_Task:_
Without the pictures, output the records below exactly as they are.

_Records supplied:_
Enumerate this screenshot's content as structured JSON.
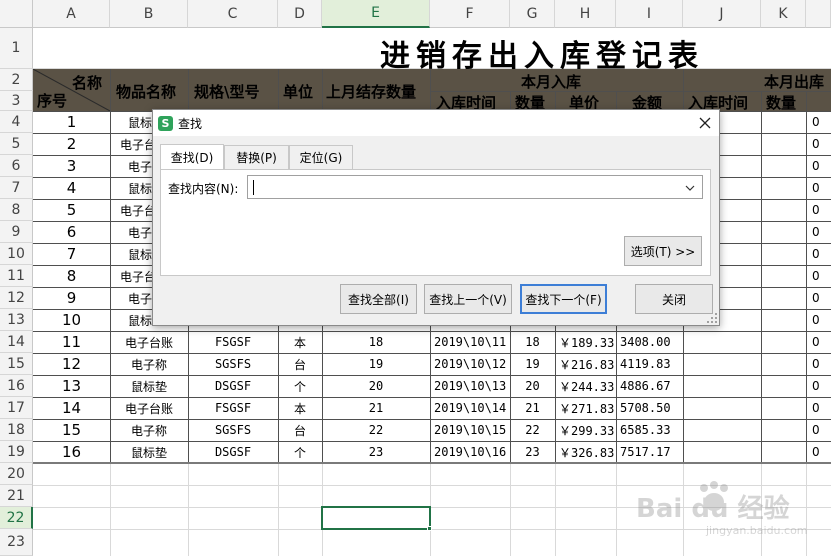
{
  "columns": [
    "A",
    "B",
    "C",
    "D",
    "E",
    "F",
    "G",
    "H",
    "I",
    "J",
    "K"
  ],
  "rows": [
    "1",
    "2",
    "3",
    "4",
    "5",
    "6",
    "7",
    "8",
    "9",
    "10",
    "11",
    "12",
    "13",
    "14",
    "15",
    "16",
    "17",
    "18",
    "19",
    "20",
    "21",
    "22",
    "23"
  ],
  "title": "进销存出入库登记表",
  "headers": {
    "name_corner": "名称",
    "seq": "序号",
    "item_name": "物品名称",
    "spec": "规格\\型号",
    "unit": "单位",
    "last_month_qty": "上月结存数量",
    "in_group": "本月入库",
    "in_time": "入库时间",
    "in_qty": "数量",
    "in_price": "单价",
    "in_amount": "金额",
    "out_group": "本月出库",
    "out_time": "入库时间",
    "out_qty": "数量"
  },
  "partial_rows": [
    {
      "seq": "1",
      "item": "鼠标",
      "k": "0"
    },
    {
      "seq": "2",
      "item": "电子台",
      "k": "0"
    },
    {
      "seq": "3",
      "item": "电子",
      "k": "0"
    },
    {
      "seq": "4",
      "item": "鼠标",
      "k": "0"
    },
    {
      "seq": "5",
      "item": "电子台",
      "k": "0"
    },
    {
      "seq": "6",
      "item": "电子",
      "k": "0"
    },
    {
      "seq": "7",
      "item": "鼠标",
      "k": "0"
    },
    {
      "seq": "8",
      "item": "电子台",
      "k": "0"
    },
    {
      "seq": "9",
      "item": "电子",
      "k": "0"
    },
    {
      "seq": "10",
      "item": "鼠标",
      "k": "0"
    }
  ],
  "full_rows": [
    {
      "seq": "11",
      "item": "电子台账",
      "spec": "FSGSF",
      "unit": "本",
      "last": "18",
      "time": "2019\\10\\11",
      "qty": "18",
      "price": "￥189.33",
      "amount": "3408.00",
      "k": "0"
    },
    {
      "seq": "12",
      "item": "电子称",
      "spec": "SGSFS",
      "unit": "台",
      "last": "19",
      "time": "2019\\10\\12",
      "qty": "19",
      "price": "￥216.83",
      "amount": "4119.83",
      "k": "0"
    },
    {
      "seq": "13",
      "item": "鼠标垫",
      "spec": "DSGSF",
      "unit": "个",
      "last": "20",
      "time": "2019\\10\\13",
      "qty": "20",
      "price": "￥244.33",
      "amount": "4886.67",
      "k": "0"
    },
    {
      "seq": "14",
      "item": "电子台账",
      "spec": "FSGSF",
      "unit": "本",
      "last": "21",
      "time": "2019\\10\\14",
      "qty": "21",
      "price": "￥271.83",
      "amount": "5708.50",
      "k": "0"
    },
    {
      "seq": "15",
      "item": "电子称",
      "spec": "SGSFS",
      "unit": "台",
      "last": "22",
      "time": "2019\\10\\15",
      "qty": "22",
      "price": "￥299.33",
      "amount": "6585.33",
      "k": "0"
    },
    {
      "seq": "16",
      "item": "鼠标垫",
      "spec": "DSGSF",
      "unit": "个",
      "last": "23",
      "time": "2019\\10\\16",
      "qty": "23",
      "price": "￥326.83",
      "amount": "7517.17",
      "k": "0"
    }
  ],
  "dialog": {
    "title": "查找",
    "app_icon": "S",
    "tabs": [
      "查找(D)",
      "替换(P)",
      "定位(G)"
    ],
    "find_label": "查找内容(N):",
    "find_value": "",
    "options_button": "选项(T) >>",
    "find_all": "查找全部(I)",
    "find_prev": "查找上一个(V)",
    "find_next": "查找下一个(F)",
    "close": "关闭"
  },
  "watermark": {
    "brand": "Bai du 经验",
    "url": "jingyan.baidu.com"
  },
  "colors": {
    "header_bg": "#5a5245",
    "accent": "#217346",
    "dialog_primary": "#3d7ed6"
  }
}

_Answer section:_
Enumerate this screenshot's content as structured JSON.
{
  "columns": [
    "A",
    "B",
    "C",
    "D",
    "E",
    "F",
    "G",
    "H",
    "I",
    "J",
    "K"
  ],
  "rows": [
    "1",
    "2",
    "3",
    "4",
    "5",
    "6",
    "7",
    "8",
    "9",
    "10",
    "11",
    "12",
    "13",
    "14",
    "15",
    "16",
    "17",
    "18",
    "19",
    "20",
    "21",
    "22",
    "23"
  ],
  "title": "进销存出入库登记表",
  "headers": {
    "name_corner": "名称",
    "seq": "序号",
    "item_name": "物品名称",
    "spec": "规格\\型号",
    "unit": "单位",
    "last_month_qty": "上月结存数量",
    "in_group": "本月入库",
    "in_time": "入库时间",
    "in_qty": "数量",
    "in_price": "单价",
    "in_amount": "金额",
    "out_group": "本月出库",
    "out_time": "入库时间",
    "out_qty": "数量"
  },
  "partial_rows": [
    {
      "seq": "1",
      "item": "鼠标",
      "k": "0"
    },
    {
      "seq": "2",
      "item": "电子台",
      "k": "0"
    },
    {
      "seq": "3",
      "item": "电子",
      "k": "0"
    },
    {
      "seq": "4",
      "item": "鼠标",
      "k": "0"
    },
    {
      "seq": "5",
      "item": "电子台",
      "k": "0"
    },
    {
      "seq": "6",
      "item": "电子",
      "k": "0"
    },
    {
      "seq": "7",
      "item": "鼠标",
      "k": "0"
    },
    {
      "seq": "8",
      "item": "电子台",
      "k": "0"
    },
    {
      "seq": "9",
      "item": "电子",
      "k": "0"
    },
    {
      "seq": "10",
      "item": "鼠标",
      "k": "0"
    }
  ],
  "full_rows": [
    {
      "seq": "11",
      "item": "电子台账",
      "spec": "FSGSF",
      "unit": "本",
      "last": "18",
      "time": "2019\\10\\11",
      "qty": "18",
      "price": "￥189.33",
      "amount": "3408.00",
      "k": "0"
    },
    {
      "seq": "12",
      "item": "电子称",
      "spec": "SGSFS",
      "unit": "台",
      "last": "19",
      "time": "2019\\10\\12",
      "qty": "19",
      "price": "￥216.83",
      "amount": "4119.83",
      "k": "0"
    },
    {
      "seq": "13",
      "item": "鼠标垫",
      "spec": "DSGSF",
      "unit": "个",
      "last": "20",
      "time": "2019\\10\\13",
      "qty": "20",
      "price": "￥244.33",
      "amount": "4886.67",
      "k": "0"
    },
    {
      "seq": "14",
      "item": "电子台账",
      "spec": "FSGSF",
      "unit": "本",
      "last": "21",
      "time": "2019\\10\\14",
      "qty": "21",
      "price": "￥271.83",
      "amount": "5708.50",
      "k": "0"
    },
    {
      "seq": "15",
      "item": "电子称",
      "spec": "SGSFS",
      "unit": "台",
      "last": "22",
      "time": "2019\\10\\15",
      "qty": "22",
      "price": "￥299.33",
      "amount": "6585.33",
      "k": "0"
    },
    {
      "seq": "16",
      "item": "鼠标垫",
      "spec": "DSGSF",
      "unit": "个",
      "last": "23",
      "time": "2019\\10\\16",
      "qty": "23",
      "price": "￥326.83",
      "amount": "7517.17",
      "k": "0"
    }
  ],
  "dialog": {
    "title": "查找",
    "app_icon": "S",
    "tabs": [
      "查找(D)",
      "替换(P)",
      "定位(G)"
    ],
    "find_label": "查找内容(N):",
    "find_value": "",
    "options_button": "选项(T) >>",
    "find_all": "查找全部(I)",
    "find_prev": "查找上一个(V)",
    "find_next": "查找下一个(F)",
    "close": "关闭"
  },
  "watermark": {
    "brand": "Bai du 经验",
    "url": "jingyan.baidu.com"
  },
  "colors": {
    "header_bg": "#5a5245",
    "accent": "#217346",
    "dialog_primary": "#3d7ed6"
  }
}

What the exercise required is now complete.